George Osborne's appearance at the Olympics couldn't have gone worse if somebody had set him up deliberately (which I'm not ruling out).
Far from suffering from an Olympic hangover, Britons are closing 2012 in a mood of fond nostalgia for the London Games, according to a Guardian/ICM poll.
Some of the sports held up as the biggest crowd-pleasers and legacy drivers during the London Olympics have had their funding cut altogether ahead of the 2016 Rio de Janeiro Games.
The Paralympics inspired thousands of Britons to decide that having a disability was no barrier to sport as they cheered on David Weir, Ellie Simmonds and other stars of the Games.
They call Neil Black "the wolf", a reference to the character who disposes of dead bodies played by Harvey Keitel in Pulp Fiction, and it is under his watch as the newly appointed performance director that athletics in the UK will move forward to Rio 2016 and beyond.
Remember when Manchester United's Ryan Giggs won the award in 2009 pretty much because of the dearth of competition? That won't be happening this year. Paul Moore says the whole of Team GB should win the award.
Russia has been warned it requires “significant further work” in tackling doping if its athletes are to be admitted to the Olympics, while another five countries were placed in “critical care” over their testing procedures.
Jamaica’s Olympic gold-winning sprinter Kemar Bailey-Cole has revealed that he is suffering from the Zika virus.
Greg Rutherford believes his growing aura of invincibility – as well as the unerring ability to pull out a big jump when it matters – can propel him to another Olympic gold medal in Rio next month.
Jo Pavey has admitted that time is running out on her dream of becoming the first British track athlete to compete in five Olympic Games, and fears that a prolonged chest infection could wreck her ambitions to retain her European 10,000m title in Amsterdam next month.
Adam Gemili described it as the “best feeling in the world” after straining to a narrow victory in the men’s 200m at the UK trials. There were smiles, too, for Danny Talbot, a hair’s breadth behind in second, who also secured his Olympic place. But at least one top British sprinter will shortly find his Rio ambitions shattered after a day of intrigue and drama in Birmingham.
Kenya’s top marathon runners are convinced they will be at this year’s Olympics after their government finally passed a law to fund an anti-doping agency with powers to imprison cheats.
British Athletics has confirmed that Jama Aden, the Somali coach who has been arrested by Spanish police on doping charges, no longer works with Mo Farah even though he was “an unofficial facilitator” for Britain’s Olympic 5,000m and 10,000m champion when he trained in Ethiopia in 2015.
Jessica Ennis-Hill believes she is fitter now than at any time since winning heptathlon gold at London 2012 and she showed her Olympic defence is on track by scoring an impressive 6,733 points to win the IAAF Combined Events Challenge in Ratingen, Germany.
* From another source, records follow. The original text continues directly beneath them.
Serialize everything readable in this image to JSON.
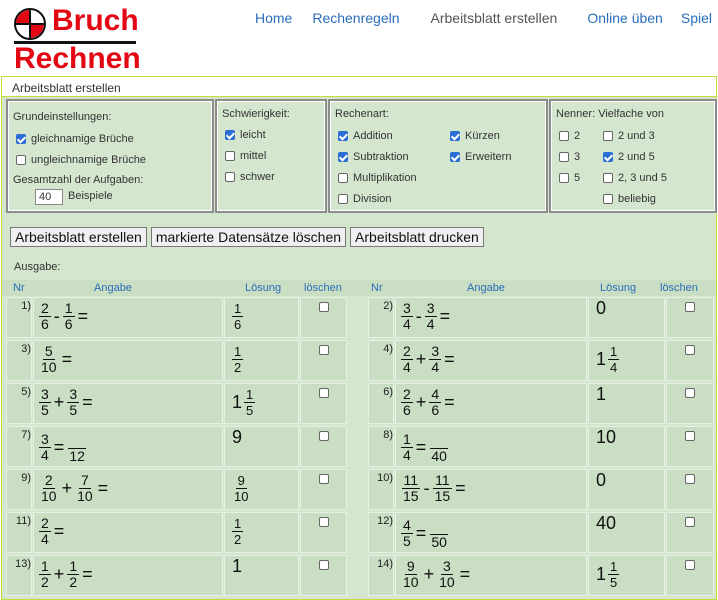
{
  "logo": {
    "line1": "Bruch",
    "line2": "Rechnen"
  },
  "nav": [
    "Home",
    "Rechenregeln",
    "Arbeitsblatt erstellen",
    "Online üben",
    "Spiel"
  ],
  "page": {
    "title": "Arbeitsblatt erstellen"
  },
  "settings": {
    "grund": {
      "caption": "Grundeinstellungen:",
      "opt1": "gleichnamige Brüche",
      "opt2": "ungleichnamige Brüche",
      "total_label": "Gesamtzahl der Aufgaben:",
      "total_value": "40",
      "total_unit": "Beispiele"
    },
    "schwierigkeit": {
      "caption": "Schwierigkeit:",
      "o1": "leicht",
      "o2": "mittel",
      "o3": "schwer"
    },
    "rechenart": {
      "caption": "Rechenart:",
      "o1": "Addition",
      "o2": "Subtraktion",
      "o3": "Multiplikation",
      "o4": "Division",
      "o5": "Kürzen",
      "o6": "Erweitern"
    },
    "nenner": {
      "caption": "Nenner: Vielfache von",
      "o1": "2",
      "o2": "3",
      "o3": "5",
      "o4": "2 und 3",
      "o5": "2 und 5",
      "o6": "2, 3 und 5",
      "o7": "beliebig"
    }
  },
  "buttons": {
    "create": "Arbeitsblatt erstellen",
    "delete": "markierte Datensätze löschen",
    "print": "Arbeitsblatt drucken"
  },
  "output": {
    "label": "Ausgabe:",
    "headers": {
      "nr": "Nr",
      "angabe": "Angabe",
      "loesung": "Lösung",
      "loeschen": "löschen"
    },
    "rows": [
      {
        "nr_l": "1)",
        "nr_r": "2)"
      },
      {
        "nr_l": "3)",
        "nr_r": "4)"
      },
      {
        "nr_l": "5)",
        "nr_r": "6)"
      },
      {
        "nr_l": "7)",
        "nr_r": "8)"
      },
      {
        "nr_l": "9)",
        "nr_r": "10)"
      },
      {
        "nr_l": "11)",
        "nr_r": "12)"
      },
      {
        "nr_l": "13)",
        "nr_r": "14)"
      }
    ],
    "tasks": {
      "t1": {
        "a": "2",
        "b": "6",
        "op": "-",
        "c": "1",
        "d": "6",
        "eq": "=",
        "s_n": "1",
        "s_d": "6"
      },
      "t2": {
        "a": "3",
        "b": "4",
        "op": "-",
        "c": "3",
        "d": "4",
        "eq": "=",
        "sol": "0"
      },
      "t3": {
        "a": "5",
        "b": "10",
        "eq": "=",
        "s_n": "1",
        "s_d": "2"
      },
      "t4": {
        "a": "2",
        "b": "4",
        "op": "+",
        "c": "3",
        "d": "4",
        "eq": "=",
        "s_w": "1",
        "s_n": "1",
        "s_d": "4"
      },
      "t5": {
        "a": "3",
        "b": "5",
        "op": "+",
        "c": "3",
        "d": "5",
        "eq": "=",
        "s_w": "1",
        "s_n": "1",
        "s_d": "5"
      },
      "t6": {
        "a": "2",
        "b": "6",
        "op": "+",
        "c": "4",
        "d": "6",
        "eq": "=",
        "sol": "1"
      },
      "t7": {
        "a": "3",
        "b": "4",
        "eq": "=",
        "d2": "12",
        "sol": "9"
      },
      "t8": {
        "a": "1",
        "b": "4",
        "eq": "=",
        "d2": "40",
        "sol": "10"
      },
      "t9": {
        "a": "2",
        "b": "10",
        "op": "+",
        "c": "7",
        "d": "10",
        "eq": "=",
        "s_n": "9",
        "s_d": "10"
      },
      "t10": {
        "a": "11",
        "b": "15",
        "op": "-",
        "c": "11",
        "d": "15",
        "eq": "=",
        "sol": "0"
      },
      "t11": {
        "a": "2",
        "b": "4",
        "eq": "=",
        "s_n": "1",
        "s_d": "2"
      },
      "t12": {
        "a": "4",
        "b": "5",
        "eq": "=",
        "d2": "50",
        "sol": "40"
      },
      "t13": {
        "a": "1",
        "b": "2",
        "op": "+",
        "c": "1",
        "d": "2",
        "eq": "=",
        "sol": "1"
      },
      "t14": {
        "a": "9",
        "b": "10",
        "op": "+",
        "c": "3",
        "d": "10",
        "eq": "=",
        "s_w": "1",
        "s_n": "1",
        "s_d": "5"
      }
    }
  },
  "colors": {
    "accent": "#e30613",
    "link": "#2a6ebb",
    "panel": "#d5e6cf",
    "check": "#2b6fd6"
  }
}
Moments before the starter’s gun shattered the hush of the Alexander Stadium and rocket-launched the greatest 100m race ever seen on these shores, James Dasaolu checked his lane number and wondered whether it might be an omen. Lane four. The same as three years ago here when, on a sweltering day, he bulldozed through the 10-second barrier for the first time.
Jessica Ennis-Hill produced her best shot put performance since London 2012 as the Olympic champion led her first heptathlon of the year after day one, in Ratingen, Germany.
It was third time lucky, then, for the endlessly compelling contradiction that is Mark Cavendish. Following two epic days of competition in only his third ever international class omnium, the Isle of Man cyclist finally had the Olympic medal he craved around his neck after bitter disappointment in Beijing and London.
By midnight, the Olympic Stadium can’t have been a quarter-full.
If Rudyard Kipling’s adage about treating triumph and disaster the same is a standard trope for Olympians, then for the three-time champion Mo Farah it now might be rewritten to include elation and suspicion.